Given records:
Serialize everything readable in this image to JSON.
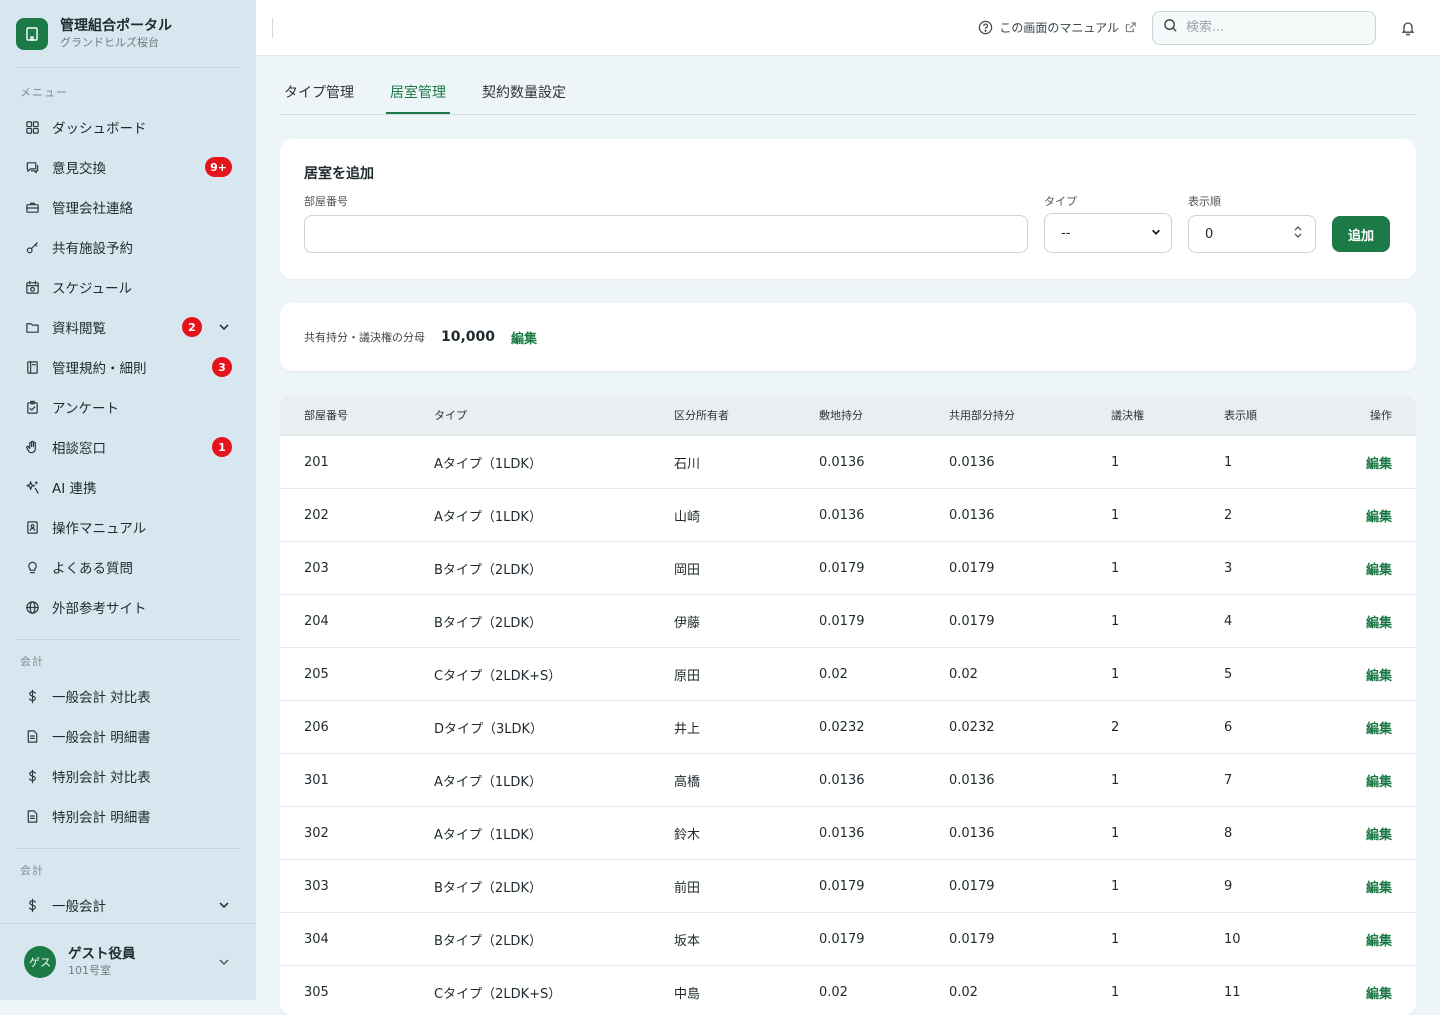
{
  "brand": {
    "title": "管理組合ポータル",
    "subtitle": "グランドヒルズ桜台"
  },
  "sidebar": {
    "menu_label": "メニュー",
    "items": [
      {
        "label": "ダッシュボード",
        "icon": "dashboard-icon"
      },
      {
        "label": "意見交換",
        "icon": "chat-icon",
        "badge": "9+"
      },
      {
        "label": "管理会社連絡",
        "icon": "briefcase-icon"
      },
      {
        "label": "共有施設予約",
        "icon": "key-icon"
      },
      {
        "label": "スケジュール",
        "icon": "calendar-icon"
      },
      {
        "label": "資料閲覧",
        "icon": "folder-icon",
        "badge": "2",
        "expandable": true
      },
      {
        "label": "管理規約・細則",
        "icon": "book-icon",
        "badge": "3"
      },
      {
        "label": "アンケート",
        "icon": "clipboard-icon"
      },
      {
        "label": "相談窓口",
        "icon": "hand-icon",
        "badge": "1"
      },
      {
        "label": "AI 連携",
        "icon": "sparkle-icon"
      },
      {
        "label": "操作マニュアル",
        "icon": "manual-icon"
      },
      {
        "label": "よくある質問",
        "icon": "lightbulb-icon"
      },
      {
        "label": "外部参考サイト",
        "icon": "globe-icon"
      }
    ],
    "accounting_label": "会計",
    "accounting_items": [
      {
        "label": "一般会計 対比表",
        "icon": "dollar-icon"
      },
      {
        "label": "一般会計 明細書",
        "icon": "document-icon"
      },
      {
        "label": "特別会計 対比表",
        "icon": "dollar-icon"
      },
      {
        "label": "特別会計 明細書",
        "icon": "document-icon"
      }
    ],
    "accounting2_label": "会計",
    "accounting2_items": [
      {
        "label": "一般会計",
        "icon": "dollar-icon",
        "expandable": true
      }
    ]
  },
  "user": {
    "avatar": "ゲス",
    "name": "ゲスト役員",
    "room": "101号室"
  },
  "topbar": {
    "manual_link": "この画面のマニュアル",
    "search_placeholder": "検索..."
  },
  "tabs": [
    {
      "label": "タイプ管理",
      "active": false
    },
    {
      "label": "居室管理",
      "active": true
    },
    {
      "label": "契約数量設定",
      "active": false
    }
  ],
  "add_form": {
    "title": "居室を追加",
    "room_label": "部屋番号",
    "room_value": "",
    "type_label": "タイプ",
    "type_value": "--",
    "order_label": "表示順",
    "order_value": "0",
    "add_button": "追加"
  },
  "ratio": {
    "label": "共有持分・議決権の分母",
    "value": "10,000",
    "edit": "編集"
  },
  "table": {
    "headers": [
      "部屋番号",
      "タイプ",
      "区分所有者",
      "敷地持分",
      "共用部分持分",
      "議決権",
      "表示順",
      "操作"
    ],
    "rows": [
      [
        "201",
        "Aタイプ（1LDK）",
        "石川",
        "0.0136",
        "0.0136",
        "1",
        "1",
        "編集"
      ],
      [
        "202",
        "Aタイプ（1LDK）",
        "山崎",
        "0.0136",
        "0.0136",
        "1",
        "2",
        "編集"
      ],
      [
        "203",
        "Bタイプ（2LDK）",
        "岡田",
        "0.0179",
        "0.0179",
        "1",
        "3",
        "編集"
      ],
      [
        "204",
        "Bタイプ（2LDK）",
        "伊藤",
        "0.0179",
        "0.0179",
        "1",
        "4",
        "編集"
      ],
      [
        "205",
        "Cタイプ（2LDK+S）",
        "原田",
        "0.02",
        "0.02",
        "1",
        "5",
        "編集"
      ],
      [
        "206",
        "Dタイプ（3LDK）",
        "井上",
        "0.0232",
        "0.0232",
        "2",
        "6",
        "編集"
      ],
      [
        "301",
        "Aタイプ（1LDK）",
        "高橋",
        "0.0136",
        "0.0136",
        "1",
        "7",
        "編集"
      ],
      [
        "302",
        "Aタイプ（1LDK）",
        "鈴木",
        "0.0136",
        "0.0136",
        "1",
        "8",
        "編集"
      ],
      [
        "303",
        "Bタイプ（2LDK）",
        "前田",
        "0.0179",
        "0.0179",
        "1",
        "9",
        "編集"
      ],
      [
        "304",
        "Bタイプ（2LDK）",
        "坂本",
        "0.0179",
        "0.0179",
        "1",
        "10",
        "編集"
      ],
      [
        "305",
        "Cタイプ（2LDK+S）",
        "中島",
        "0.02",
        "0.02",
        "1",
        "11",
        "編集"
      ]
    ]
  },
  "colors": {
    "accent": "#1b7a46",
    "badge": "#e3141b",
    "sidebar_bg": "#d8e7ef"
  }
}
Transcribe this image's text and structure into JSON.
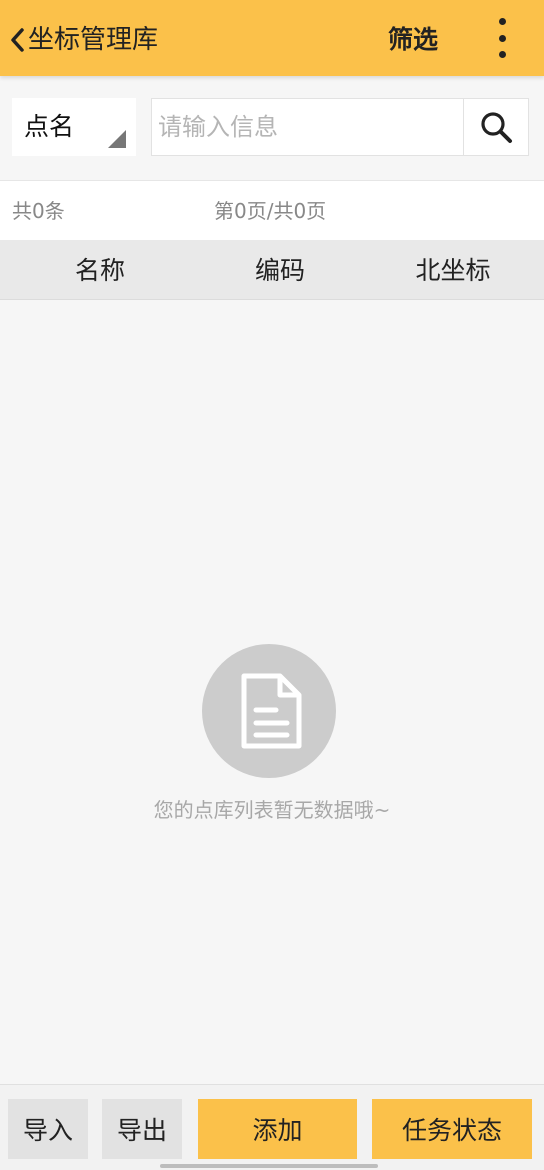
{
  "header": {
    "title": "坐标管理库",
    "filter_label": "筛选"
  },
  "search": {
    "type_label": "点名",
    "placeholder": "请输入信息",
    "value": ""
  },
  "info": {
    "total": "共0条",
    "page": "第0页/共0页"
  },
  "table": {
    "columns": [
      "名称",
      "编码",
      "北坐标"
    ],
    "rows": []
  },
  "empty": {
    "message": "您的点库列表暂无数据哦~"
  },
  "bottom": {
    "import_label": "导入",
    "export_label": "导出",
    "add_label": "添加",
    "status_label": "任务状态"
  },
  "colors": {
    "accent": "#fbc14a",
    "background": "#f6f6f6",
    "empty_icon": "#cccccc"
  }
}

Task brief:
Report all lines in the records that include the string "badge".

Solution to the exercise:
        "badge": "9+"
        "badge": "2",
        "badge": "3"
        "badge": "1"
    "badge": "#e3141b",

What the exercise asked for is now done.